Wednesday, July 7, 2010


Other than festival days, few visit the hamlet of Jizo. The guidebooks don’t mention this place, which is nothing more than a few rice paddies and humble thatched roof houses. Behind the village is a steep hill overgrown with broom grass and bellflowers. Thousands of statues of jizo, or children of stone, stand alongside the ascending path. These armless stone children are common throughout Japan, but Jizo is full of them. Some are dressed in red bibs and knitted caps, others have pebbles piled on top of their heads or shoulders. They gaze sweetly at the solitary traveler who passes by them.
On top of the hill, nearly hidden by wild grasses and ivy, is a shrine dedicated to the white fox. Someone once said that at nightfall, just when the last rays of the sun yield to the inky darkness of the country night, the villagers change out of their shabby clothes and become their old selves again - twitchy wild foxes who dance on their hind legs and roam the fields looking for mischief.
Jizo has few visitors outside festival days. That’s because travelers have to make several train transfers and pay extra for this private line, that independent line, to get there. Stationmasters, not wanting to look up routes in their thick, incomprehensible train schedules, direct travelers to towns that sound similar, like Juusoo or Jigoo. Only on festival days do direct, uncomplicated schedules appear, as if cast by a fox’s spell.
Among geishas, however, the route to this village is passed along by word of mouth, from experienced geishas to their younger sisters. There’s no need to consult with unhelpful stationmasters. If they set out early, they can reach Jizo by nightfall.
As evening shadows sweep over the village, a young geisha named Kikue arrives at her guesthouse. Tomorrow she will journey home, and resume her duties as an entertainer. But tonight she will be treated as an honored guest. A hot bath is prepared, and she’s given an indigo-dyed cotton kimono in the old arrows pattern to change into. In her room, Kikue finds a husk pillow and wadded cotton bedding laid out on the floor. Flushed from the bath, she feels the tickle of worn-out tatami on the soles of her feet. She runs her fingers over the coarse autumn leaves used to patch holes in the paper sliding doors. The smell of burning wood wafts up from the kitchen below. When the moon rises, Kikue gazes into her small, oval mirror and catches a glimpse of her own village, where her parents and younger sisters share their meager meal of millet and radishes.
Later that evening, a white fox dressed in an ivory kimono steals into the room. The creature breathes over the geisha’s face and Kikue smiles, dreaming of her baby floating peacefully in her womb. Each time the baby turns inside her, it grows older, more like a child.

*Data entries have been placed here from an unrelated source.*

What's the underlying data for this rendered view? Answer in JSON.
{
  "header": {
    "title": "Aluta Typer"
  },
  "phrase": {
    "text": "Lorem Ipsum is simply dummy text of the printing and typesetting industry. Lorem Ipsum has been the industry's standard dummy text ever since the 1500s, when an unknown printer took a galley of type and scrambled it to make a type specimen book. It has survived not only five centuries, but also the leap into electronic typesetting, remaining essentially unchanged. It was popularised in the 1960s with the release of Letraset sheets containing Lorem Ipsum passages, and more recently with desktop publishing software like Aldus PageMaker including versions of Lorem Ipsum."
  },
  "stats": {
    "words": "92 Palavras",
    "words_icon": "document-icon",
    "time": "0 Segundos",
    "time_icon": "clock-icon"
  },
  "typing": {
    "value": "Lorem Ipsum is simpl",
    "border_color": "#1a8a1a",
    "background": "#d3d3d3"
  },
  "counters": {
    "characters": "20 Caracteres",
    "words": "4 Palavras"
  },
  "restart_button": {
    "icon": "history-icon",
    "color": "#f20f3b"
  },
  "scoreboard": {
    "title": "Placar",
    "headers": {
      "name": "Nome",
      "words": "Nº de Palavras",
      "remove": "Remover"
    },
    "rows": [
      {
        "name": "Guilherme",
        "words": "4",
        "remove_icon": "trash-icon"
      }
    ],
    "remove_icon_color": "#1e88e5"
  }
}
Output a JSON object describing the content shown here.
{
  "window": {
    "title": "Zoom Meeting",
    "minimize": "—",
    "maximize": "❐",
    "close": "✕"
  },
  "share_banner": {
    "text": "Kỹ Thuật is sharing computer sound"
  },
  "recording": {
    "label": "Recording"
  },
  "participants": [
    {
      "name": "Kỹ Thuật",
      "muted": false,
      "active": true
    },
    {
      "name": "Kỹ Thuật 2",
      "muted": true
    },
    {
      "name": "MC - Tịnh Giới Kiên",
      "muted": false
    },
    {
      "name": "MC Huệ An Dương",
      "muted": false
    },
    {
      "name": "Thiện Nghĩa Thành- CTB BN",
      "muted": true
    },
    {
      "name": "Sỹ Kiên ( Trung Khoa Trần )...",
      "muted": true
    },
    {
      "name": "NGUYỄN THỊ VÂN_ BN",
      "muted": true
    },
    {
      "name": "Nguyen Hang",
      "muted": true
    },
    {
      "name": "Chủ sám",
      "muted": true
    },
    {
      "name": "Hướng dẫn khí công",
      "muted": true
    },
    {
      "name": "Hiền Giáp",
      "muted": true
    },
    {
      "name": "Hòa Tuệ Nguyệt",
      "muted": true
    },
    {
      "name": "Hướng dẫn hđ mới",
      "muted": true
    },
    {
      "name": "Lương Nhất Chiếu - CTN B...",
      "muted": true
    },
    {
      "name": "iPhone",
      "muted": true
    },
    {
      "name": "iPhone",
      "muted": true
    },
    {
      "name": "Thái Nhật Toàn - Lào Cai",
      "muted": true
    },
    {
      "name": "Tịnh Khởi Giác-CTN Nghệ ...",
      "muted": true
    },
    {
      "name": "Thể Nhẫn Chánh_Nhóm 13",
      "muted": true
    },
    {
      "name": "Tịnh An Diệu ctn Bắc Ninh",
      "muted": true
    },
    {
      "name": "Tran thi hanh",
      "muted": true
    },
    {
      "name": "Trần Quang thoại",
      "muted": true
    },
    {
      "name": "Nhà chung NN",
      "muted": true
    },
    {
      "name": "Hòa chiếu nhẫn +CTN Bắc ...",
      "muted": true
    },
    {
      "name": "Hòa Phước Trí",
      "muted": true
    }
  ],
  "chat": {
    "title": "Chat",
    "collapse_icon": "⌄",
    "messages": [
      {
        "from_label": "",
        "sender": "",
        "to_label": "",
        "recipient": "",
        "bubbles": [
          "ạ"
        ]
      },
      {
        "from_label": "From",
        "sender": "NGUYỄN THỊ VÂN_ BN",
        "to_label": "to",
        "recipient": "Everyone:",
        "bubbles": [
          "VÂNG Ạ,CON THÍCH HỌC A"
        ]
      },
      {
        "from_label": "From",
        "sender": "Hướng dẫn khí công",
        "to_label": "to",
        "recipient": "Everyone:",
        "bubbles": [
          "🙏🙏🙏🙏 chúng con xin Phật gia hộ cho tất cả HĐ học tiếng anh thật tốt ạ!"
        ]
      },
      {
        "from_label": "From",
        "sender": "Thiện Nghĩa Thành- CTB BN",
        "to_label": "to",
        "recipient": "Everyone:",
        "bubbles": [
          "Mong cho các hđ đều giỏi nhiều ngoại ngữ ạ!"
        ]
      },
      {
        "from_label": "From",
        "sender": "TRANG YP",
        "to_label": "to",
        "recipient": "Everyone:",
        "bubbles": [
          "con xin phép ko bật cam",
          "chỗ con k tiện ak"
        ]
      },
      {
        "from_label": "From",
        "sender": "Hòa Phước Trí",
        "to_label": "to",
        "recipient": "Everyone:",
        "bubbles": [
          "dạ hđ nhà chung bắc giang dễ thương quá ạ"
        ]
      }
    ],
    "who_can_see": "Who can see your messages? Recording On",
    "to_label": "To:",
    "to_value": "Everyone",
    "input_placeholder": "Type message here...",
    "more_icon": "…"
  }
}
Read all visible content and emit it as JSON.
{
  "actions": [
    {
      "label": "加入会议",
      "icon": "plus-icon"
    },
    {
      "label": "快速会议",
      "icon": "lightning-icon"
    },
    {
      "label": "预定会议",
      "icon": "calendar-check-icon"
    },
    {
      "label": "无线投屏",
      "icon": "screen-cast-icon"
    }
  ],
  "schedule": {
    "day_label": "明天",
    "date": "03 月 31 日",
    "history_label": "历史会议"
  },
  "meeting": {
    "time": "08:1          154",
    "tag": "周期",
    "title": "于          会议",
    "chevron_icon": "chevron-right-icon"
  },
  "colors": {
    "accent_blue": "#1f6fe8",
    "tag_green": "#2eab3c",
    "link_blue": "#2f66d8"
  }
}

After a while, the fox coughs three times and Kikue awakens to find a small child beside her.
The fox leads Kikue and the child up the steep hill. She will try hard to memorize the spot the child picks, under a large red pine whose serpentine limbs offer shelter from the elements. Kikue clears away the pine needles so her child can more easily dig its tiny feet into the damp earth. She pats the child’s head and promises to visit the village in the spring. She will bring a red bib and the sweetest bean pastry she can find.
And so this child joins countless other unborn, unnamed playmates alongside the hilly path. Watched over by white foxes, the jizos stand quietly. In the spring they will listen to the bush warbler’s magnificent trill, in the summer they will be soothed by the cicada’s cadence, in the fall they will look up wistfully at the ducks migrating south and in the winter they will wear cloaks of snow to stay warm. Each waits longingly for its mother, who will renew her love when she makes her pilgrimage up the steep hill.